Japan Tobacco Inc. has completed its pre-purchase radioactive material testing of this year’s Japanese domestic leaf tobacco with the completion of tests on Burley and native varieties.
Testing started in late July on the country’s flue-cured Virginia tobacco, the results of which were announced on August 7.
In a note posted on its website, JT said that following the Burley and native tobacco testing in 128 areas, the results from 126 areas fell within the JT standard value (radioactive cesium of 100 Bq/kg).
They exceeded the standard value in two areas and JT said it would not buy this year’s leaf tobacco produced in these areas. JT said it would continue with its scheme of testing domestic leaf tobacco after purchase, and testing and monitoring it a number of times at each stage of the production process.
Bangkok’s deputy governor, Pussadee Tamtai, yesterday warned people that they risked being fined more than Bt2,000 if they smoked tobacco in the city’s markets, according to a story in The Nation.
There are said to be 338 markets in Bangkok where smoking is prohibited.

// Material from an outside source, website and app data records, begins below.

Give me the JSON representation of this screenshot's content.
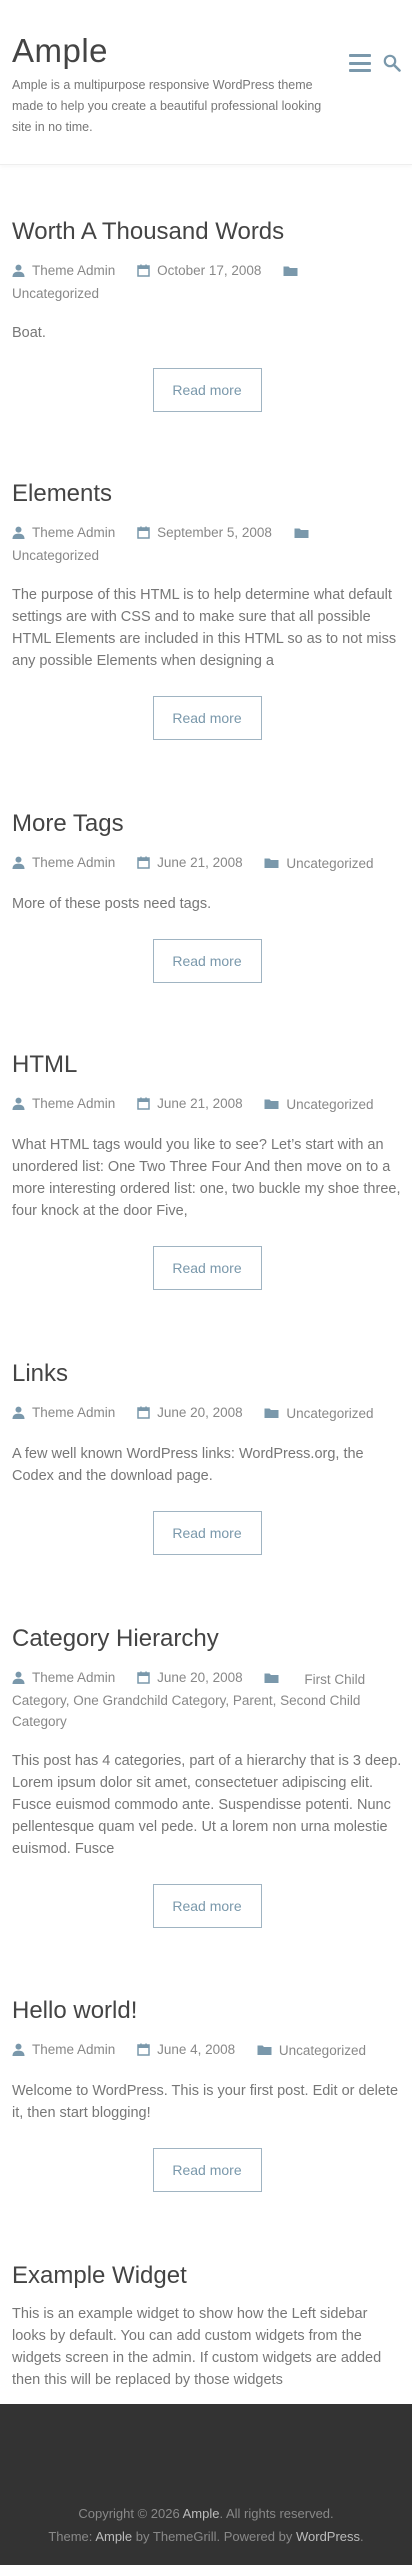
{
  "site": {
    "title": "Ample",
    "description": "Ample is a multipurpose responsive WordPress theme made to help you create a beautiful professional looking site in no time."
  },
  "posts": [
    {
      "title": "Worth A Thousand Words",
      "author": "Theme Admin",
      "date": "October 17, 2008",
      "category": "Uncategorized",
      "excerpt": "Boat.",
      "read_more": "Read more"
    },
    {
      "title": "Elements",
      "author": "Theme Admin",
      "date": "September 5, 2008",
      "category": "Uncategorized",
      "excerpt": "The purpose of this HTML is to help determine what default settings are with CSS and to make sure that all possible HTML Elements are included in this HTML so as to not miss any possible Elements when designing a",
      "read_more": "Read more"
    },
    {
      "title": "More Tags",
      "author": "Theme Admin",
      "date": "June 21, 2008",
      "category": "Uncategorized",
      "excerpt": "More of these posts need tags.",
      "read_more": "Read more"
    },
    {
      "title": "HTML",
      "author": "Theme Admin",
      "date": "June 21, 2008",
      "category": "Uncategorized",
      "excerpt": "What HTML tags would you like to see? Let’s start with an unordered list: One Two Three Four And then move on to a more interesting ordered list: one, two buckle my shoe three, four knock at the door Five,",
      "read_more": "Read more"
    },
    {
      "title": "Links",
      "author": "Theme Admin",
      "date": "June 20, 2008",
      "category": "Uncategorized",
      "excerpt": "A few well known WordPress links: WordPress.org, the Codex and the download page.",
      "read_more": "Read more"
    },
    {
      "title": "Category Hierarchy",
      "author": "Theme Admin",
      "date": "June 20, 2008",
      "category": "First Child Category, One Grandchild Category, Parent, Second Child Category",
      "excerpt": "This post has 4 categories, part of a hierarchy that is 3 deep. Lorem ipsum dolor sit amet, consectetuer adipiscing elit. Fusce euismod commodo ante. Suspendisse potenti. Nunc pellentesque quam vel pede. Ut a lorem non urna molestie euismod. Fusce",
      "read_more": "Read more"
    },
    {
      "title": "Hello world!",
      "author": "Theme Admin",
      "date": "June 4, 2008",
      "category": "Uncategorized",
      "excerpt": "Welcome to WordPress. This is your first post. Edit or delete it, then start blogging!",
      "read_more": "Read more"
    }
  ],
  "widget": {
    "title": "Example Widget",
    "text": "This is an example widget to show how the Left sidebar looks by default. You can add custom widgets from the widgets screen in the admin. If custom widgets are added then this will be replaced by those widgets"
  },
  "footer": {
    "copyright_prefix": "Copyright © 2026",
    "site_link": "Ample",
    "copyright_suffix": ". All rights reserved.",
    "theme_prefix": "Theme:",
    "theme_link": "Ample",
    "by_text": "by ThemeGrill. Powered by",
    "wp_link": "WordPress",
    "period": "."
  },
  "colors": {
    "accent": "#7a98ab",
    "footer_bg": "#333333"
  }
}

The deputy governor said markets that failed to enforce anti-smoking laws faced fines of up to Bt20,000. She was speaking at the launch of a campaign aimed at forcing markets to be tobacco-smoke free. The Thai Health Office had previously distributed pamphlets, stickers and banners to the markets in support of the campaign.
However, a survey earlier this year showed that only about 20 per cent of respondents had seen the campaign material.
And it showed that about 73 per cent of people had witnessed smoking in the markets.
Reynolds American Inc. is due to host a conference call and webcast following the release of its third-quarter 2014 financial results before the market opens on October 21.
The conference call, which will begin at 09.00 hours Eastern Time, will involve Susan M. Cameron, president and chief executive officer, Thomas R. Adams, chief financial officer, and Morris L. Moore, vice president of investor relations.
It will be available on line on a listen-only basis at www.reynoldsamerican.com, where registration is already available and where a replay will be made available.
And it will be available at (877) 390-5533 (toll-free) and (678) 894-3969 (international).
Japan Tobacco today announced a proposal to restructure its manufacturing facilities in the European Union (EU) for the purpose of optimizing its operations and strengthening its competitive position in a challenging operating environment. The company will undertake appropriate consultations with employees’ representatives and the European Works Council on the proposal to change its product sourcing, which could lead to the closure of some of its manufacturing sites.
The prolonged challenging economic environment and excise tax pressure has triggered industry volume contraction in key European countries. This is compounded by the need to comply with legislation, including the revised EU Tobacco Products Directive, which will significantly reduce the number of pack formats to be produced for various markets. These developments have forced the company to review its manufacturing operations.
Under the proposal, the company’s facilities in Lisnafillan, Northern Ireland, and Wervik, Belgium would cease to operate, with production moving to other facilities, potentially in Poland and Romania.
Other tobacco product manufacturing in Trier, Germany, would also be relocated, with the exception of Ploom-related production.
Support for affected employees will be discussed as part of the consultation process. This proposal would affect approximately 1,100 full-time jobs across the EU.
JT says the restructuring proposal will be implemented in phases, recognizing the needs of each country, with factory closures completed between 2016 and 2018.